#### Problem to work on
Each line that has the string "values" must be copied from the records below.

+++ Material for this task

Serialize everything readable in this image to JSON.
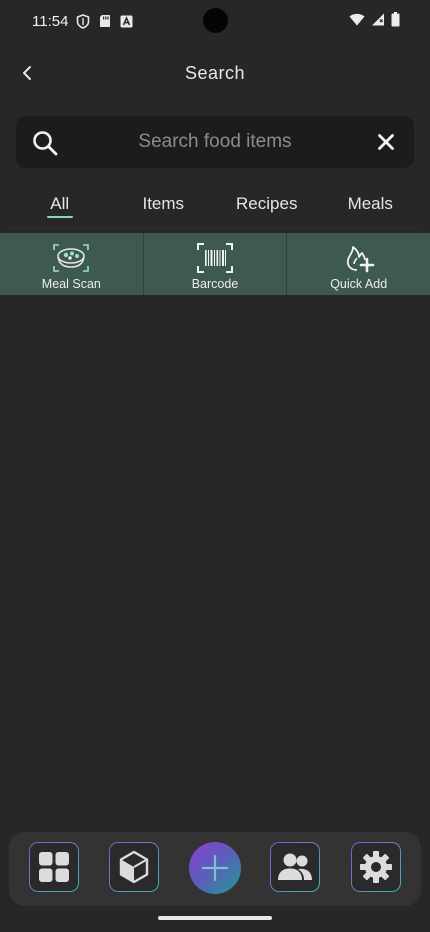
{
  "status_bar": {
    "time": "11:54"
  },
  "header": {
    "title": "Search"
  },
  "search": {
    "placeholder": "Search food items",
    "value": ""
  },
  "tabs": [
    {
      "label": "All",
      "active": true
    },
    {
      "label": "Items",
      "active": false
    },
    {
      "label": "Recipes",
      "active": false
    },
    {
      "label": "Meals",
      "active": false
    }
  ],
  "actions": [
    {
      "label": "Meal Scan",
      "icon": "meal-scan-icon"
    },
    {
      "label": "Barcode",
      "icon": "barcode-icon"
    },
    {
      "label": "Quick Add",
      "icon": "quick-add-icon"
    }
  ],
  "bottom_nav": [
    {
      "icon": "dashboard-grid-icon"
    },
    {
      "icon": "cube-icon"
    },
    {
      "icon": "plus-icon"
    },
    {
      "icon": "people-icon"
    },
    {
      "icon": "gear-icon"
    }
  ],
  "colors": {
    "background": "#272727",
    "accent_teal": "#8fd6c0",
    "action_row": "#3e5a50",
    "gradient_purple": "#8a3fd4",
    "gradient_teal": "#1d9b95"
  }
}
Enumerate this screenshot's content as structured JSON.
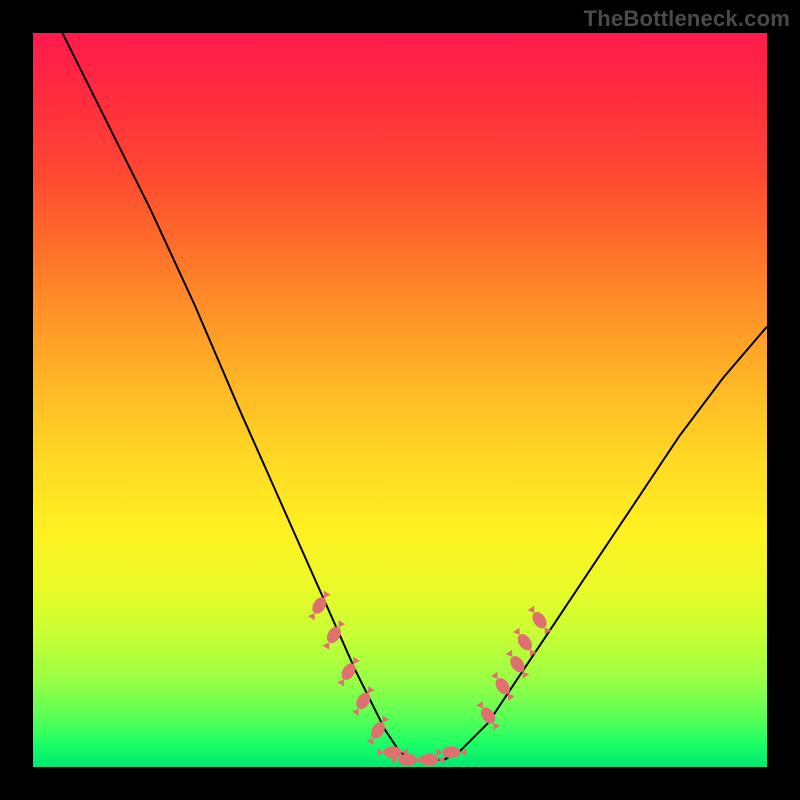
{
  "watermark": "TheBottleneck.com",
  "colors": {
    "frame": "#000000",
    "curve": "#000000",
    "marker": "#e07070",
    "gradient_top": "#ff1a4d",
    "gradient_bottom": "#00e874"
  },
  "chart_data": {
    "type": "line",
    "title": "",
    "xlabel": "",
    "ylabel": "",
    "xlim": [
      0,
      100
    ],
    "ylim": [
      0,
      100
    ],
    "grid": false,
    "legend": false,
    "note": "Axes are unlabeled; values are read as percent of plot width/height. y=0 is the bottom (green), y=100 is the top (red). The curve is an asymmetric V: steep descent on the left, flat trough around x≈48–58, gentler rise on the right.",
    "series": [
      {
        "name": "bottleneck-curve",
        "x": [
          4,
          10,
          16,
          22,
          28,
          32,
          36,
          40,
          44,
          48,
          50,
          52,
          54,
          56,
          58,
          62,
          66,
          70,
          76,
          82,
          88,
          94,
          100
        ],
        "y": [
          100,
          88,
          76,
          63,
          49,
          40,
          31,
          22,
          13,
          5,
          2,
          1,
          1,
          1,
          2,
          6,
          12,
          18,
          27,
          36,
          45,
          53,
          60
        ]
      }
    ],
    "markers": {
      "name": "highlighted-points",
      "note": "Pink lozenge markers clustered near the trough on both flanks.",
      "points": [
        {
          "x": 39,
          "y": 22
        },
        {
          "x": 41,
          "y": 18
        },
        {
          "x": 43,
          "y": 13
        },
        {
          "x": 45,
          "y": 9
        },
        {
          "x": 47,
          "y": 5
        },
        {
          "x": 49,
          "y": 2
        },
        {
          "x": 51,
          "y": 1
        },
        {
          "x": 54,
          "y": 1
        },
        {
          "x": 57,
          "y": 2
        },
        {
          "x": 62,
          "y": 7
        },
        {
          "x": 64,
          "y": 11
        },
        {
          "x": 66,
          "y": 14
        },
        {
          "x": 67,
          "y": 17
        },
        {
          "x": 69,
          "y": 20
        }
      ]
    }
  }
}
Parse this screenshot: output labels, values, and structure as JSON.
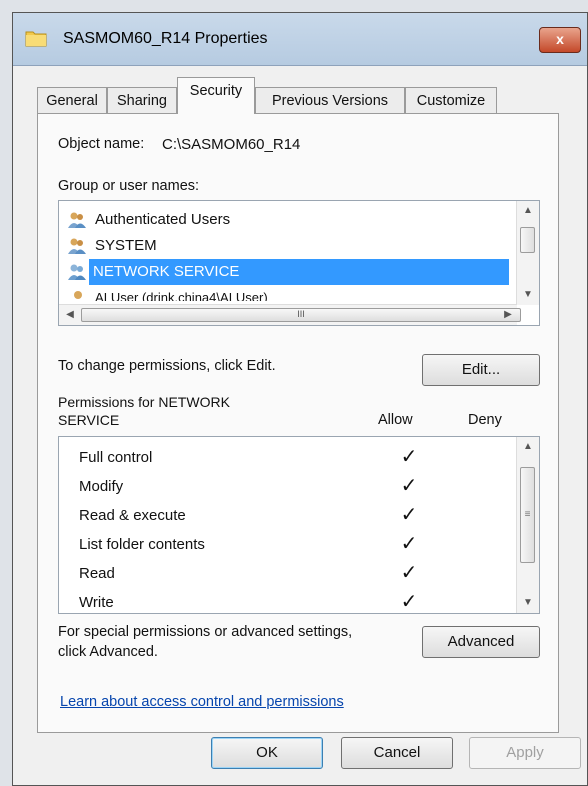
{
  "window": {
    "title": "SASMOM60_R14 Properties",
    "close_label": "x"
  },
  "tabs": [
    {
      "label": "General",
      "active": false
    },
    {
      "label": "Sharing",
      "active": false
    },
    {
      "label": "Security",
      "active": true
    },
    {
      "label": "Previous Versions",
      "active": false
    },
    {
      "label": "Customize",
      "active": false
    }
  ],
  "security": {
    "object_name_label": "Object name:",
    "object_name_value": "C:\\SASMOM60_R14",
    "group_label": "Group or user names:",
    "users": [
      {
        "name": "Authenticated Users",
        "icon": "users-icon",
        "selected": false
      },
      {
        "name": "SYSTEM",
        "icon": "users-icon",
        "selected": false
      },
      {
        "name": "NETWORK SERVICE",
        "icon": "users-icon",
        "selected": true
      },
      {
        "name": "AI User (drink.china4\\AI User)",
        "icon": "user-icon",
        "selected": false
      }
    ],
    "hscroll_grip": "III",
    "change_text": "To change permissions, click Edit.",
    "edit_button": "Edit...",
    "permissions_for_line1": "Permissions for NETWORK",
    "permissions_for_line2": "SERVICE",
    "allow_header": "Allow",
    "deny_header": "Deny",
    "permissions": [
      {
        "name": "Full control",
        "allow": "✓",
        "deny": ""
      },
      {
        "name": "Modify",
        "allow": "✓",
        "deny": ""
      },
      {
        "name": "Read & execute",
        "allow": "✓",
        "deny": ""
      },
      {
        "name": "List folder contents",
        "allow": "✓",
        "deny": ""
      },
      {
        "name": "Read",
        "allow": "✓",
        "deny": ""
      },
      {
        "name": "Write",
        "allow": "✓",
        "deny": ""
      }
    ],
    "vscroll_grip": "≡",
    "special_line1": "For special permissions or advanced settings,",
    "special_line2": "click Advanced.",
    "advanced_button": "Advanced",
    "learn_link": "Learn about access control and permissions"
  },
  "footer": {
    "ok": "OK",
    "cancel": "Cancel",
    "apply": "Apply"
  },
  "colors": {
    "selection": "#3399ff",
    "link": "#0645ad",
    "titlebar": "#c9d9ea"
  }
}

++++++

#### Written answer
    "note": "Axes are unlabeled; values are read as percent of plot width/height. y=0 is the bottom (green), y=100 is the top (red). The curve is an asymmetric V: steep descent on the left, flat trough around x≈48–58, gentler rise on the right.",
Parse this screenshot: output labels, values, and structure as JSON.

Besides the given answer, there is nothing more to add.